We continued our tour without much action and within a few days we too were on our way home. Which was fine, I was really missing my family and things were really starting to improve. With our routine patrol complete, and now considered redundant, we left Kelowna feeling a little underused, but very appreciated. We were all fine with that. On our way out of Kelowna we came across a few other trucks heading back to the lower mainland. Richmond Fire Hall, Comox Valley and Nanaimo Fire Departments, were all heading home so we teamed up and formed a convoy of Firetrucks heading West. It was nice, as nobody really wants to drive home alone.

Before a big descent into the valley, our convoy of trucks and support vehicles stopped at a brake check near the top of the hill. Lined up in a nice orderly fashion, I set the parking brake and shut down the truck so we could have a bit of a stretch. I jumped out, shut the door, and was about to break into a nice big groaning stretch when I saw red out of the corner of my eye, and heard a sound that didn't fit the situation. I looked over and sure enough, here is a red sedan, it's driver rubber necking to look at us and all the while, fighting to regain control of his now out of control car. The tires screaming from heat and friction, smoke pouring off in copious amounts, swerving left, then right and back left, right once more and holy shit! Now it's rolling. Once, twice, up in the air ten feet spinning faster, back down on the ground with a metal bending crunch, three, four, five times it rolls, and comes to a perfect landing on all four tires. Thunch! The sound of water hitting a hot engine, silence.
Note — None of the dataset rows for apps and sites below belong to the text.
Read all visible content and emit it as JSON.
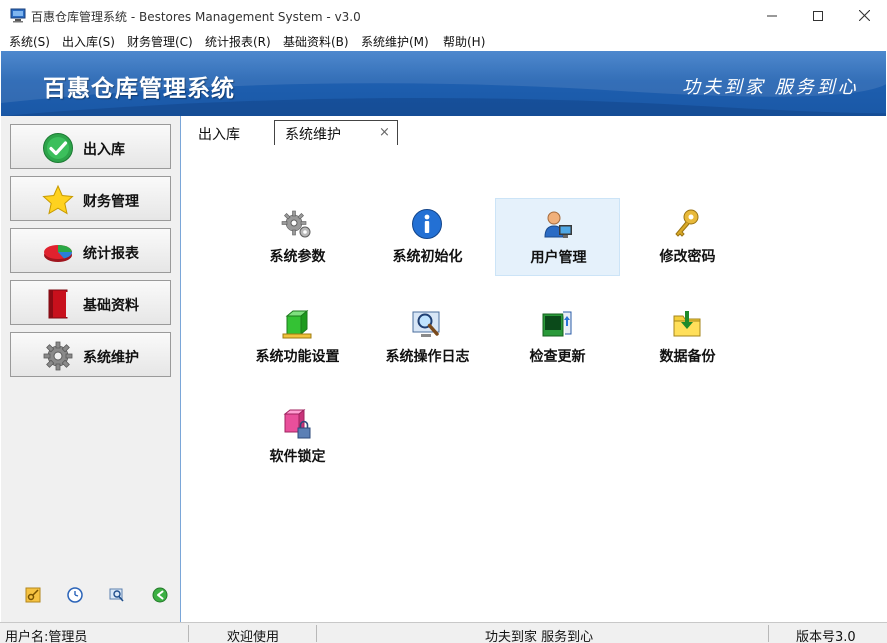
{
  "window": {
    "title": "百惠仓库管理系统 - Bestores Management System - v3.0",
    "icon": "computer-icon"
  },
  "menu": [
    "系统(S)",
    "出入库(S)",
    "财务管理(C)",
    "统计报表(R)",
    "基础资料(B)",
    "系统维护(M)",
    "帮助(H)"
  ],
  "banner": {
    "title": "百惠仓库管理系统",
    "slogan": "功夫到家 服务到心"
  },
  "sidebar": {
    "items": [
      {
        "label": "出入库",
        "icon": "checkmark-icon"
      },
      {
        "label": "财务管理",
        "icon": "star-icon"
      },
      {
        "label": "统计报表",
        "icon": "pie-chart-icon"
      },
      {
        "label": "基础资料",
        "icon": "book-icon"
      },
      {
        "label": "系统维护",
        "icon": "gear-icon"
      }
    ],
    "tools": [
      "key-icon",
      "clock-icon",
      "search-icon",
      "back-arrow-icon"
    ]
  },
  "tabs": [
    {
      "label": "出入库",
      "active": false
    },
    {
      "label": "系统维护",
      "active": true,
      "close": "×"
    }
  ],
  "tiles": [
    {
      "label": "系统参数",
      "icon": "gears-icon"
    },
    {
      "label": "系统初始化",
      "icon": "info-icon"
    },
    {
      "label": "用户管理",
      "icon": "user-monitor-icon",
      "selected": true
    },
    {
      "label": "修改密码",
      "icon": "keys-icon"
    },
    {
      "label": "系统功能设置",
      "icon": "green-cube-icon"
    },
    {
      "label": "系统操作日志",
      "icon": "magnifier-monitor-icon"
    },
    {
      "label": "检查更新",
      "icon": "update-icon"
    },
    {
      "label": "数据备份",
      "icon": "folder-download-icon"
    },
    {
      "label": "软件锁定",
      "icon": "lock-cube-icon"
    }
  ],
  "status": {
    "user": "用户名:管理员",
    "welcome": "欢迎使用",
    "slogan": "功夫到家 服务到心",
    "version": "版本号3.0"
  },
  "colors": {
    "banner": "#1e5fb0",
    "selected_tile": "#e5f1fb",
    "sidebar_bg": "#f0f0f0"
  }
}
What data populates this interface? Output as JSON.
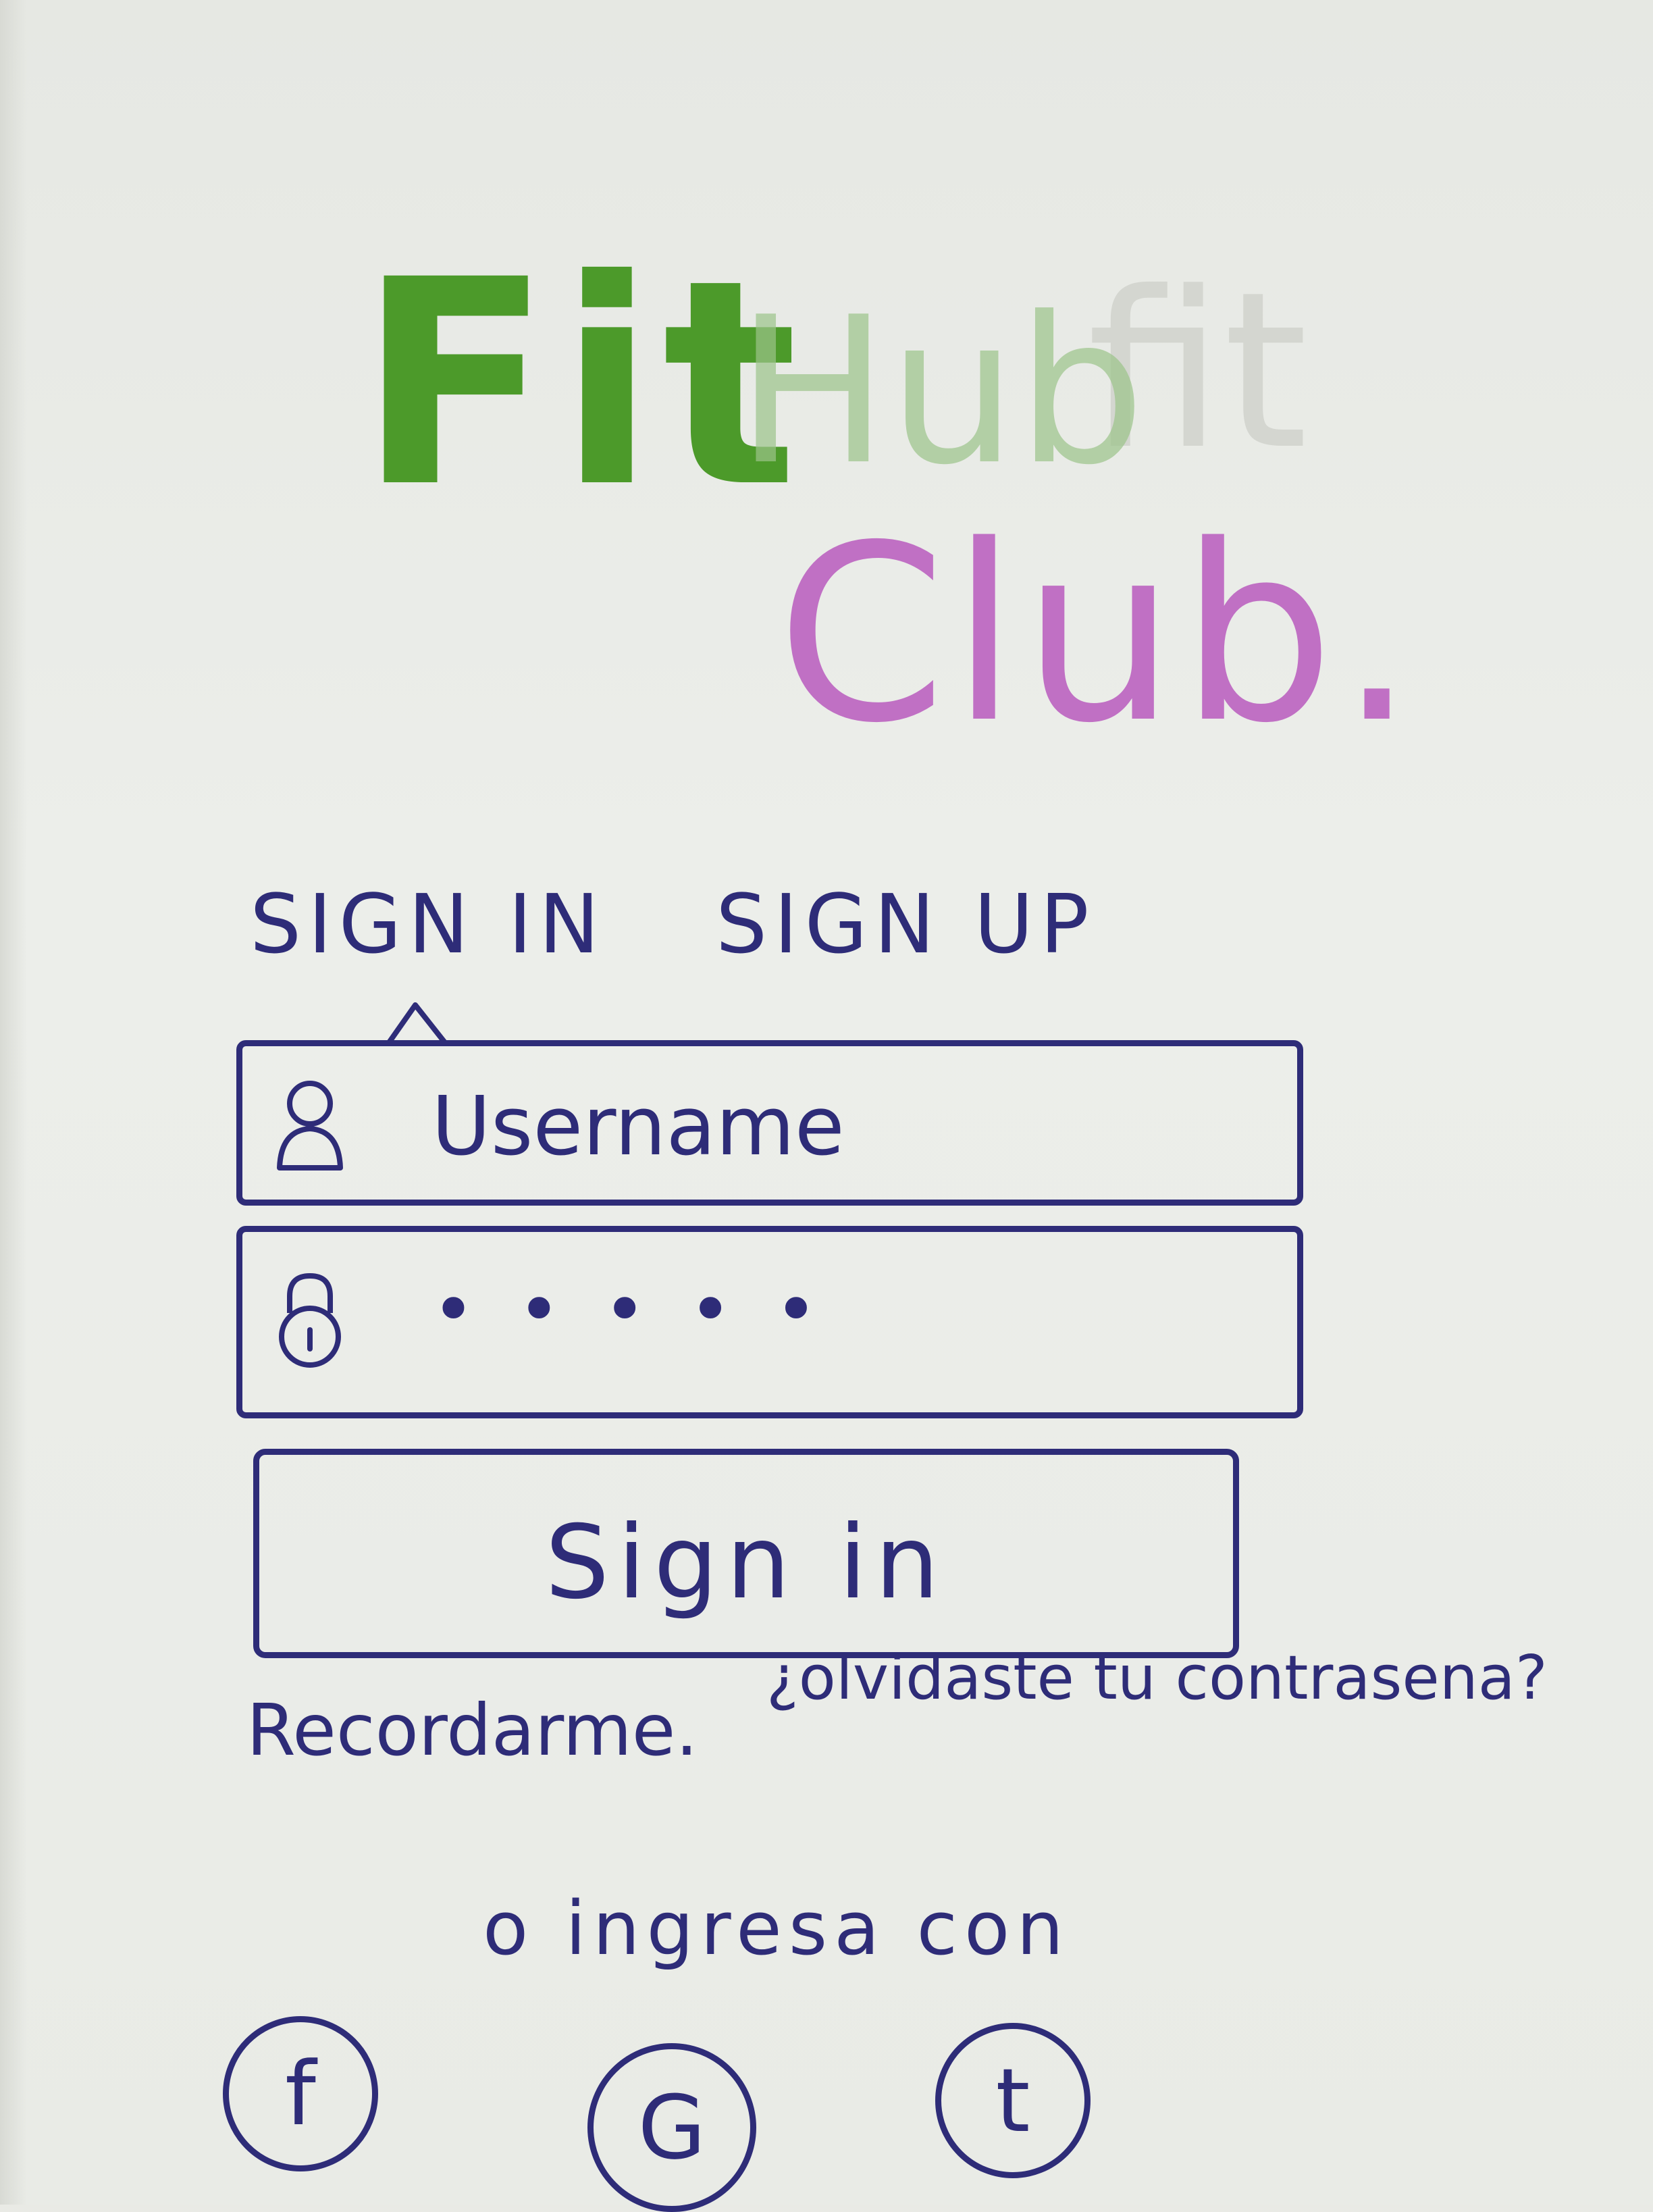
{
  "logo": {
    "fit": "Fit",
    "hub": "Hub",
    "ghost": "fit",
    "club": "Club."
  },
  "tabs": {
    "signin": "SIGN IN",
    "signup": "SIGN UP"
  },
  "form": {
    "username_placeholder": "Username",
    "password_value": "•••••",
    "signin_label": "Sign in",
    "remember_label": "Recordarme.",
    "forgot_label": "¿olvidaste tu contrasena?"
  },
  "social": {
    "heading": "o ingresa con",
    "facebook": "f",
    "google": "G",
    "twitter": "t"
  },
  "colors": {
    "ink": "#2e2c78",
    "logo_green": "#4c9a2a",
    "logo_purple": "#c070c4"
  },
  "icons": {
    "username": "user-icon",
    "password": "lock-icon",
    "facebook": "facebook-icon",
    "google": "google-icon",
    "twitter": "twitter-icon"
  }
}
Just as the car parked itself in the ditch Troy came around the front of the truck. “Get the first Aid Kits, blankets, and call for help!” I grabbed the first responder kit and started running across the parking lot heading for the car in the ditch. Half way across the parking lot, an elderly man suddenly stands up in the middle of the ditch a hundred feet from the destroyed car, looking dazed and confused. My mind said “what the hell?” as I realized this guy just came from that car! “Sit Down!” “Sit Down!” I yelled to the man hoping he would hear me and if nothing else, listen to somebody telling him to sit down because he didn't know what else to do. I crossed the highway, and ran to the man, helped him to the ground, and asked him if he was okay. “My wife” he repeated over and over again. As the gentleman sat down on the ground, other firefighters had made it over, adopted proper spinal, and we were on our way to helping this man. Primary exam complete, vitals documented, secondary assessment underway, a paramedic supervisor showed up so I handed this man off to him and made my way over to the car to check on the woman, who had been helped from the vehicle and was now on the ground being looked after by members of the Comox Valley Crew, Mark and Troy. These people were safe. As was their little Sheltie dog we found shaking in the back seat when all the dust settled.

I stopped, took a breath and realized that in the time it took me do the little I had done, the highway was closed off, the road was being cleaned of debris and gravel and three hose lines were out and foam was ready to go at any moment, all crew at the ready. A gaggle of Captains on the road looking over the action. I was so very impressed by all of this it will be forever burned into my brain as one of the most amazing experiences of my life. Once these folks were safely transported into the ambulance, and the police were there to secure the scene, we gave our statements and packed up. I looked at Troy, gave him a high five, got back in the truck and drove home. I later went on to meet my wife in Canmore Alberta where we commenced our family holiday. It was a great year.